I live with a family of gamers. Board games, video games, D&D, Magic the Gathering – all of it. Although I was never into video games growing up (unless you count a frustrating addiction to “Space Invaders” played on a TI-99 – in case you were wondering how old I am), my husband always played video games. My son is a Dungeon Master and plays online video games with friends. Video games get a bad rap from some folks, but during COVID, these online games were a life saver for my son who was, like many teens, completely socially isolated. The online games were his primary social outlet and I don’t know how many times I felt grateful for the tech and the funds that made these connections possible for us.
I think that’s why this awesome story of Nick Priest resonated with me. Nick’s mission was inspired by his dad, who was his gaming partner, until his dad passed away from cancer when Nick was six. Nick really felt the loss when he was playing his games – since his partner was no longer with him. That’s what inspired Nick, while he was a freshman at his Wilmington, Delaware high school, to create Power of Play.
Power of Play is a network of teens who play online games with sick children in the hospital. Spending long hours not feeling good in the hospital is lonely, frightening, and boring. Nick wanted to give those kids a way to connect. At first, his volunteers visited the kids physically in the hospital, but once COVID hit, that wasn’t possible. So instead, he raised funds to purchase gaming systems to allow the kids to play with the volunteers online. Then, he worked with the hospital to set the kids up so they could play online games with each other – each in their own rooms, but connecting with each other.
Nick knows the power of games, and he knows the power of connection. Of friendship. Of laughter. He knows how it can help and how it can heal.
Nick is working on establishing his own 501C3, but in the meantime, you can donate to Power of Play through his GoFundMe website:https://www.gofundme.com/f/nicks-power-of-play

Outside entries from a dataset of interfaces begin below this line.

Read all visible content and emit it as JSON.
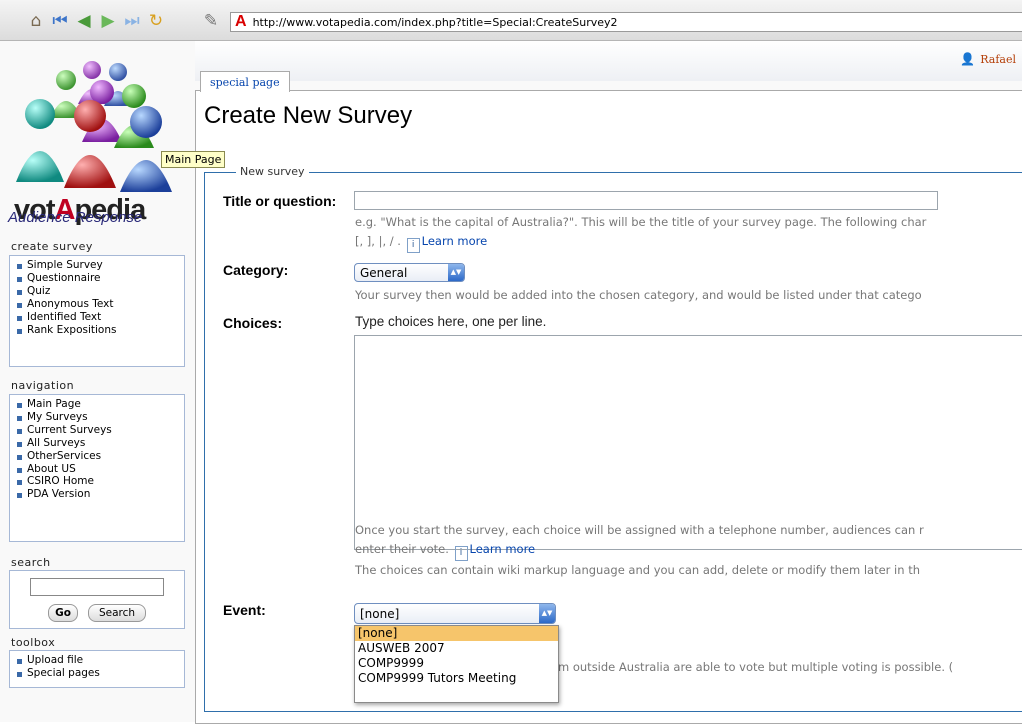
{
  "browser": {
    "url": "http://www.votapedia.com/index.php?title=Special:CreateSurvey2",
    "url_icon": "A",
    "icons": [
      "home-icon",
      "back-start-icon",
      "back-icon",
      "forward-icon",
      "forward-end-icon",
      "reload-icon",
      "edit-icon"
    ]
  },
  "logo": {
    "word_pre": "vot",
    "word_accent": "A",
    "word_post": "pedia",
    "subtitle": "Audience Response",
    "tooltip": "Main Page"
  },
  "sidebar": {
    "create_survey": {
      "title": "create survey",
      "items": [
        {
          "label": "Simple Survey"
        },
        {
          "label": "Questionnaire"
        },
        {
          "label": "Quiz"
        },
        {
          "label": "Anonymous Text"
        },
        {
          "label": "Identified Text"
        },
        {
          "label": "Rank Expositions"
        }
      ]
    },
    "navigation": {
      "title": "navigation",
      "items": [
        {
          "label": "Main Page"
        },
        {
          "label": "My Surveys"
        },
        {
          "label": "Current Surveys"
        },
        {
          "label": "All Surveys"
        },
        {
          "label": "OtherServices"
        },
        {
          "label": "About US"
        },
        {
          "label": "CSIRO Home"
        },
        {
          "label": "PDA Version"
        }
      ]
    },
    "search": {
      "title": "search",
      "go_label": "Go",
      "search_label": "Search",
      "value": ""
    },
    "toolbox": {
      "title": "toolbox",
      "items": [
        {
          "label": "Upload file"
        },
        {
          "label": "Special pages"
        }
      ]
    }
  },
  "header": {
    "tab": "special page",
    "user": "Rafael",
    "title": "Create New Survey"
  },
  "form": {
    "legend": "New survey",
    "title_field": {
      "label": "Title or question:",
      "value": "",
      "hint_line1": "e.g. \"What is the capital of Australia?\". This will be the title of your survey page. The following char",
      "hint_line2": "[, ], |, / .",
      "learn_more": "Learn more"
    },
    "category": {
      "label": "Category:",
      "selected": "General",
      "hint": "Your survey then would be added into the chosen category, and would be listed under that catego"
    },
    "choices": {
      "label": "Choices:",
      "heading": "Type choices here, one per line.",
      "value": "",
      "hint_line1": "Once you start the survey, each choice will be assigned with a telephone number, audiences can r",
      "hint_line2": "enter their vote.",
      "learn_more": "Learn more",
      "hint_line3": "The choices can contain wiki markup language and you can add, delete or modify them later in th"
    },
    "event": {
      "label": "Event:",
      "selected": "[none]",
      "options": [
        "[none]",
        "AUSWEB 2007",
        "COMP9999",
        "COMP9999 Tutors Meeting"
      ],
      "note": "m outside Australia are able to vote but multiple voting is possible. ("
    }
  }
}
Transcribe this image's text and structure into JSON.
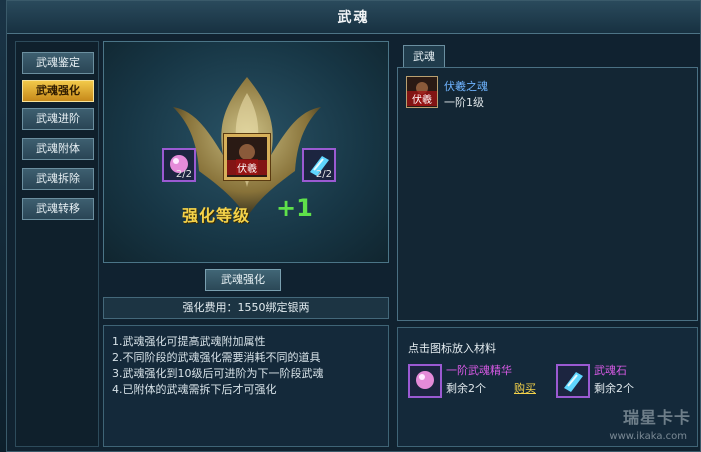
{
  "window": {
    "title": "武魂",
    "top_right_lines": [
      "",
      ""
    ]
  },
  "sidebar": {
    "items": [
      {
        "label": "武魂鉴定",
        "active": false
      },
      {
        "label": "武魂强化",
        "active": true
      },
      {
        "label": "武魂进阶",
        "active": false
      },
      {
        "label": "武魂附体",
        "active": false
      },
      {
        "label": "武魂拆除",
        "active": false
      },
      {
        "label": "武魂转移",
        "active": false
      }
    ]
  },
  "main": {
    "left_slot_count": "2/2",
    "center_slot_tag": "伏羲",
    "right_slot_count": "2/2",
    "level_label": "强化等级",
    "level_value": "+1",
    "action_button": "武魂强化",
    "cost_text": "强化费用：1550绑定银两",
    "descriptions": [
      "1.武魂强化可提高武魂附加属性",
      "2.不同阶段的武魂强化需要消耗不同的道具",
      "3.武魂强化到10级后可进阶为下一阶段武魂",
      "4.已附体的武魂需拆下后才可强化"
    ]
  },
  "right": {
    "tab_label": "武魂",
    "items": [
      {
        "name": "伏羲之魂",
        "level": "一阶1级",
        "icon_tag": "伏羲"
      }
    ],
    "materials_title": "点击图标放入材料",
    "materials": [
      {
        "name": "一阶武魂精华",
        "left": "剩余2个",
        "buy": "购买"
      },
      {
        "name": "武魂石",
        "left": "剩余2个"
      }
    ]
  },
  "watermark": {
    "brand": "瑞星卡卡",
    "url": "www.ikaka.com"
  },
  "colors": {
    "active_tab": "#f2c94a",
    "level_text": "#f4d24a",
    "plus_text": "#5fe14a",
    "material_name": "#d95ae6",
    "item_name": "#6fb4ff"
  }
}
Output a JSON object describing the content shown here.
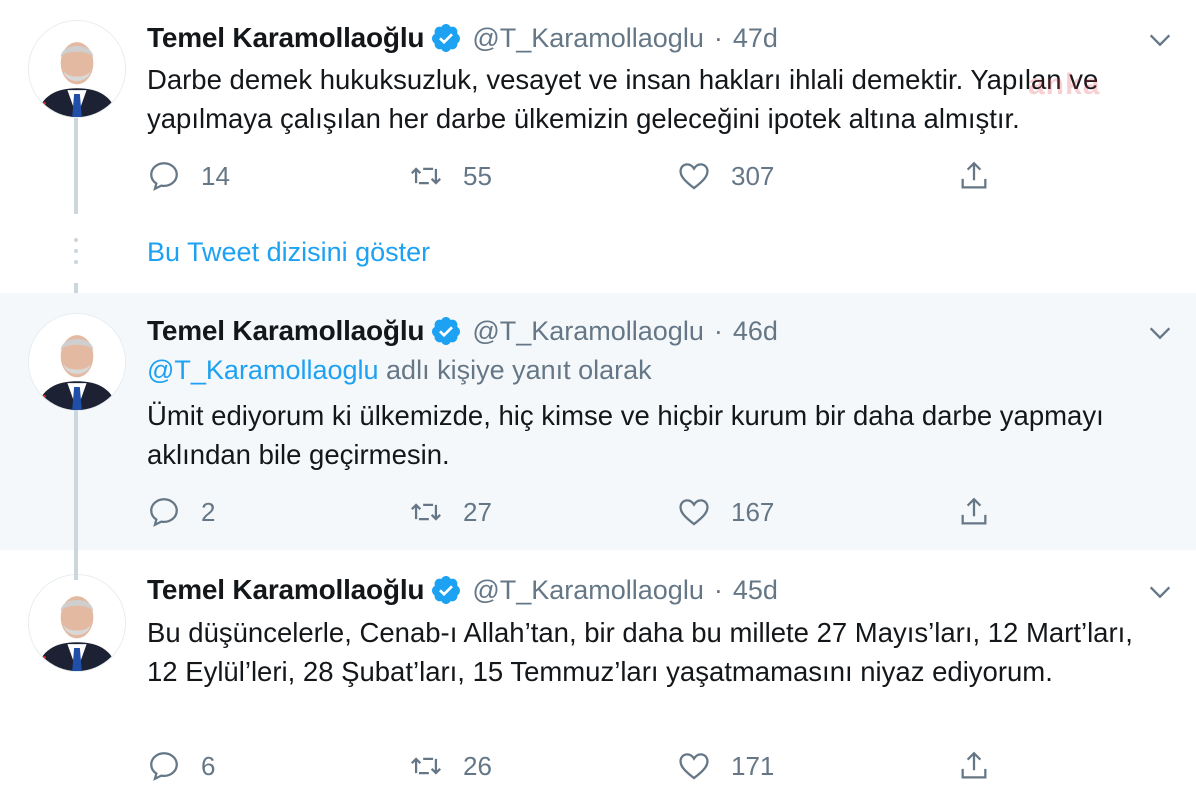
{
  "watermark": "anka",
  "show_thread": "Bu Tweet dizisini göster",
  "tweets": [
    {
      "name": "Temel Karamollaoğlu",
      "handle": "@T_Karamollaoglu",
      "separator": "·",
      "time": "47d",
      "text": "Darbe demek hukuksuzluk, vesayet ve insan hakları ihlali demektir. Yapılan ve yapılmaya çalışılan her darbe ülkemizin geleceğini ipotek altına almıştır.",
      "replies": "14",
      "retweets": "55",
      "likes": "307"
    },
    {
      "name": "Temel Karamollaoğlu",
      "handle": "@T_Karamollaoglu",
      "separator": "·",
      "time": "46d",
      "reply_to_handle": "@T_Karamollaoglu",
      "reply_to_suffix": " adlı kişiye yanıt olarak",
      "text": "Ümit ediyorum ki ülkemizde, hiç kimse ve hiçbir kurum bir daha darbe yapmayı aklından bile geçirmesin.",
      "replies": "2",
      "retweets": "27",
      "likes": "167"
    },
    {
      "name": "Temel Karamollaoğlu",
      "handle": "@T_Karamollaoglu",
      "separator": "·",
      "time": "45d",
      "text": "Bu düşüncelerle, Cenab-ı Allah’tan, bir daha bu millete 27 Mayıs’ları, 12 Mart’ları, 12 Eylül’leri, 28 Şubat’ları, 15 Temmuz’ları yaşatmamasını niyaz ediyorum.",
      "replies": "6",
      "retweets": "26",
      "likes": "171"
    }
  ],
  "icons": {
    "reply": "reply-icon",
    "retweet": "retweet-icon",
    "like": "heart-icon",
    "share": "share-icon",
    "verified": "verified-badge-icon",
    "more": "chevron-down-icon"
  },
  "colors": {
    "accent": "#1da1f2",
    "muted": "#657786",
    "text": "#14171a",
    "highlight_bg": "#f5f8fa",
    "thread_line": "#ccd6dd"
  }
}
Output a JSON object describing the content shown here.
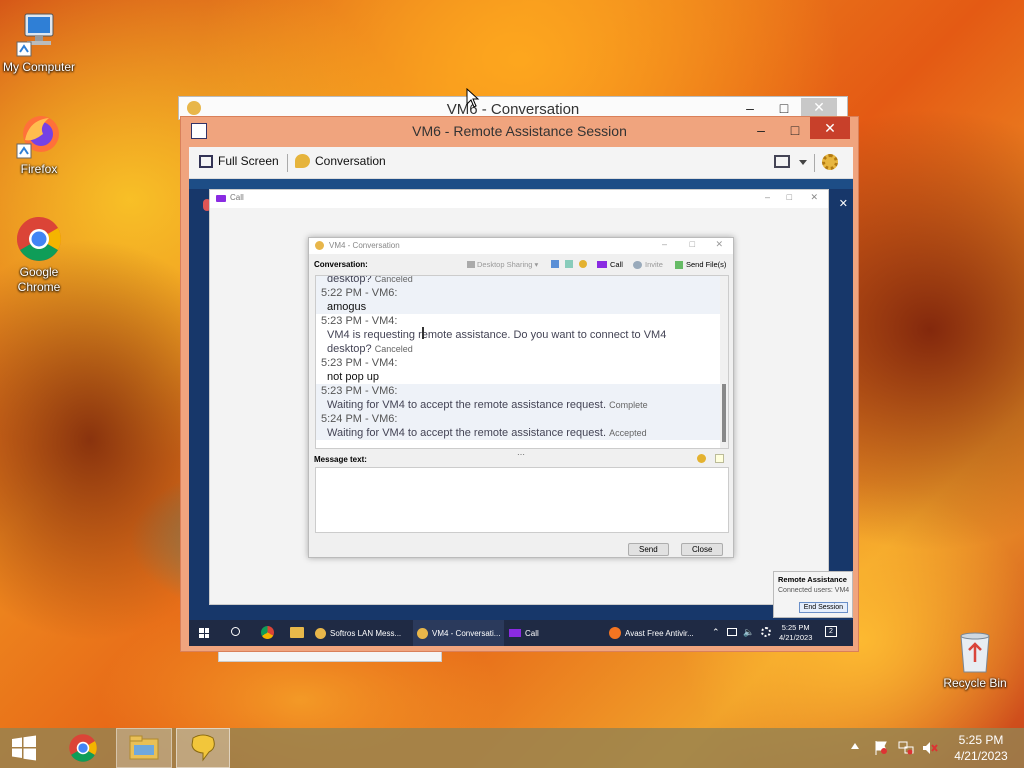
{
  "desktop": {
    "icons": [
      {
        "label": "My Computer",
        "icon": "computer-icon"
      },
      {
        "label": "Firefox",
        "icon": "firefox-icon"
      },
      {
        "label": "Google Chrome",
        "icon": "chrome-icon"
      },
      {
        "label": "Recycle Bin",
        "icon": "recycle-bin-icon"
      }
    ]
  },
  "bg_window": {
    "title": "VM6 - Conversation"
  },
  "ra_window": {
    "title": "VM6 - Remote Assistance Session",
    "toolbar": {
      "full_screen": "Full Screen",
      "conversation": "Conversation"
    }
  },
  "remote": {
    "call_window": {
      "title": "Call"
    },
    "conversation_window": {
      "title": "VM4 - Conversation",
      "conversation_label": "Conversation:",
      "toolbar": {
        "desktop_sharing": "Desktop Sharing",
        "call": "Call",
        "invite": "Invite",
        "send_files": "Send File(s)"
      },
      "lines": [
        {
          "kind": "msg",
          "text": "desktop?",
          "status": "Canceled"
        },
        {
          "kind": "hdr",
          "text": "5:22 PM - VM6:"
        },
        {
          "kind": "msg-bold",
          "text": "amogus"
        },
        {
          "kind": "hdr",
          "text": "5:23 PM - VM4:"
        },
        {
          "kind": "msg",
          "text": "VM4 is requesting remote assistance. Do you want to connect to VM4"
        },
        {
          "kind": "msg",
          "text": "desktop?",
          "status": "Canceled"
        },
        {
          "kind": "hdr",
          "text": "5:23 PM - VM4:"
        },
        {
          "kind": "msg-bold",
          "text": "not pop up"
        },
        {
          "kind": "hdr",
          "text": "5:23 PM - VM6:"
        },
        {
          "kind": "msg",
          "text": "Waiting for VM4 to accept the remote assistance request.",
          "status": "Complete"
        },
        {
          "kind": "hdr",
          "text": "5:24 PM - VM6:"
        },
        {
          "kind": "msg",
          "text": "Waiting for VM4 to accept the remote assistance request.",
          "status": "Accepted"
        }
      ],
      "message_label": "Message text:",
      "message_value": "",
      "send": "Send",
      "close": "Close"
    },
    "ra_popup": {
      "title": "Remote Assistance",
      "connected": "Connected users: VM4",
      "end_session": "End Session"
    },
    "taskbar": {
      "items": [
        {
          "label": "Softros LAN Mess...",
          "icon": "softros-icon"
        },
        {
          "label": "VM4 - Conversati...",
          "icon": "softros-icon"
        },
        {
          "label": "Call",
          "icon": "video-call-icon"
        },
        {
          "label": "Avast Free Antivir...",
          "icon": "avast-icon"
        }
      ],
      "time": "5:25 PM",
      "date": "4/21/2023",
      "notifications": "2"
    }
  },
  "host_taskbar": {
    "time": "5:25 PM",
    "date": "4/21/2023"
  },
  "colors": {
    "ra_frame": "#f0a47e",
    "remote_taskbar": "#1f2a44",
    "call_icon": "#8a2be2"
  }
}
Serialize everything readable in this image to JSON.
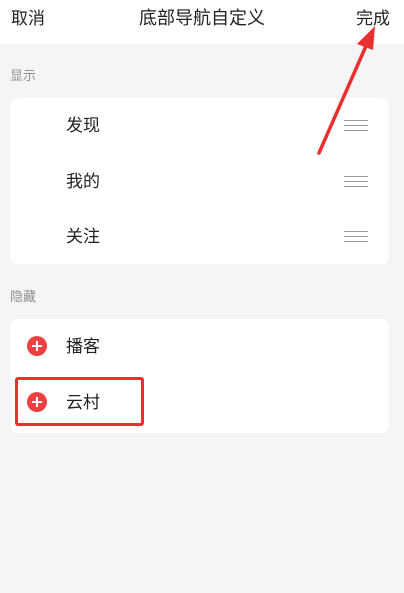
{
  "header": {
    "cancel_label": "取消",
    "title": "底部导航自定义",
    "done_label": "完成"
  },
  "sections": {
    "shown": {
      "label": "显示",
      "items": [
        {
          "label": "发现"
        },
        {
          "label": "我的"
        },
        {
          "label": "关注"
        }
      ]
    },
    "hidden": {
      "label": "隐藏",
      "items": [
        {
          "label": "播客"
        },
        {
          "label": "云村"
        }
      ]
    }
  },
  "icons": {
    "drag_handle": "drag-handle-icon",
    "add": "add-circle-icon"
  },
  "colors": {
    "accent": "#ec4141",
    "annotation": "#e8302e",
    "background": "#f5f5f7"
  }
}
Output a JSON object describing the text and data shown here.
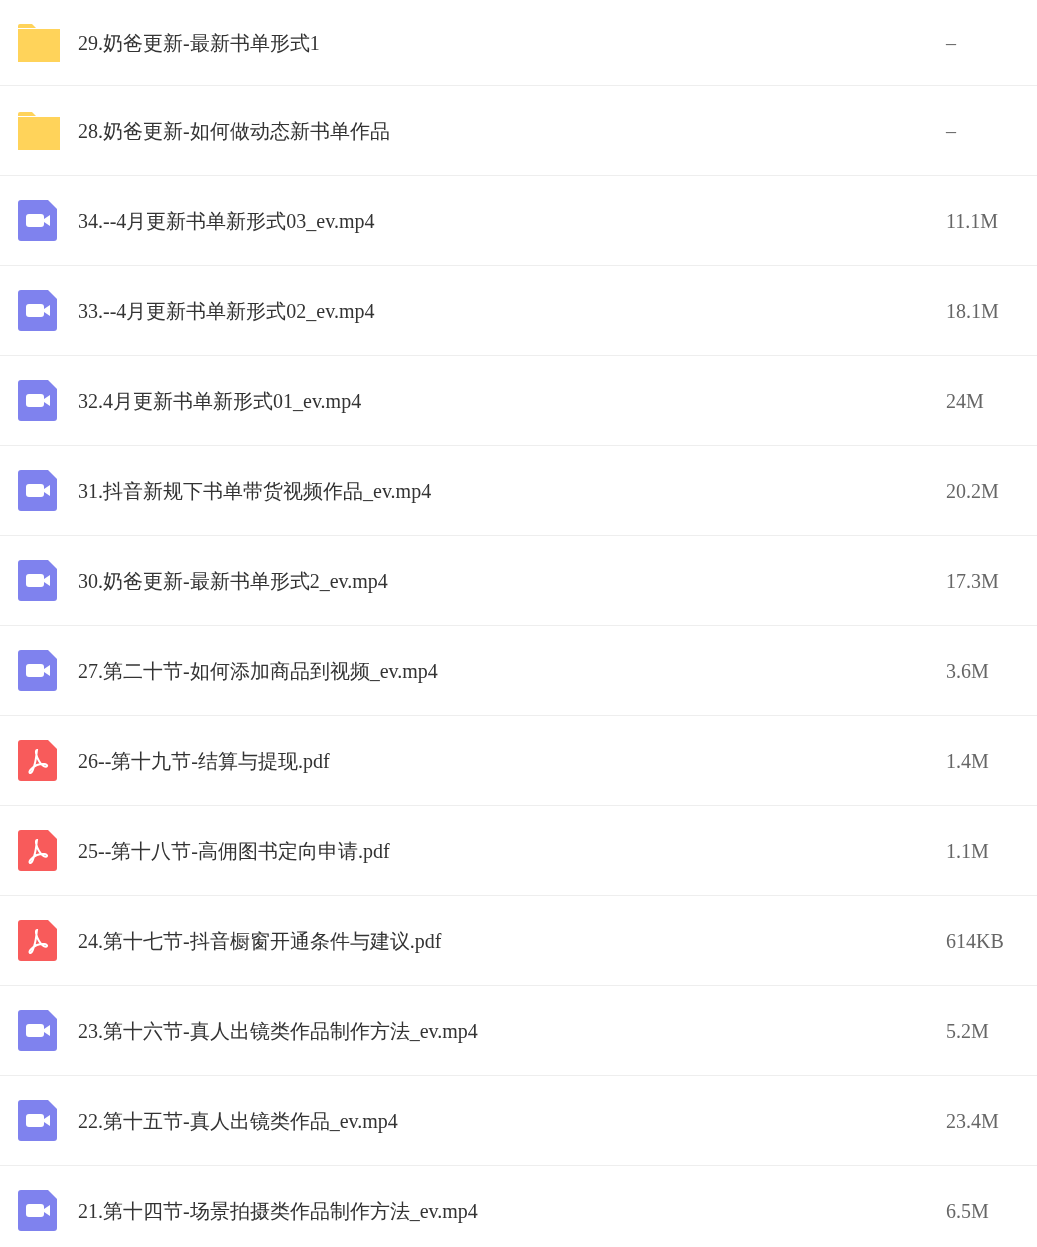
{
  "files": [
    {
      "kind": "folder",
      "name": "29.奶爸更新-最新书单形式1",
      "size": "–"
    },
    {
      "kind": "folder",
      "name": "28.奶爸更新-如何做动态新书单作品",
      "size": "–"
    },
    {
      "kind": "video",
      "name": "34.--4月更新书单新形式03_ev.mp4",
      "size": "11.1M"
    },
    {
      "kind": "video",
      "name": "33.--4月更新书单新形式02_ev.mp4",
      "size": "18.1M"
    },
    {
      "kind": "video",
      "name": "32.4月更新书单新形式01_ev.mp4",
      "size": "24M"
    },
    {
      "kind": "video",
      "name": "31.抖音新规下书单带货视频作品_ev.mp4",
      "size": "20.2M"
    },
    {
      "kind": "video",
      "name": "30.奶爸更新-最新书单形式2_ev.mp4",
      "size": "17.3M"
    },
    {
      "kind": "video",
      "name": "27.第二十节-如何添加商品到视频_ev.mp4",
      "size": "3.6M"
    },
    {
      "kind": "pdf",
      "name": "26--第十九节-结算与提现.pdf",
      "size": "1.4M"
    },
    {
      "kind": "pdf",
      "name": "25--第十八节-高佣图书定向申请.pdf",
      "size": "1.1M"
    },
    {
      "kind": "pdf",
      "name": "24.第十七节-抖音橱窗开通条件与建议.pdf",
      "size": "614KB"
    },
    {
      "kind": "video",
      "name": "23.第十六节-真人出镜类作品制作方法_ev.mp4",
      "size": "5.2M"
    },
    {
      "kind": "video",
      "name": "22.第十五节-真人出镜类作品_ev.mp4",
      "size": "23.4M"
    },
    {
      "kind": "video",
      "name": "21.第十四节-场景拍摄类作品制作方法_ev.mp4",
      "size": "6.5M"
    }
  ]
}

If you’d like to read the full story on the Good News Network, you can check it out here: https://www.goodnewsnetwork.org/teens-bring-power-of-play-to-kids-in-hospital/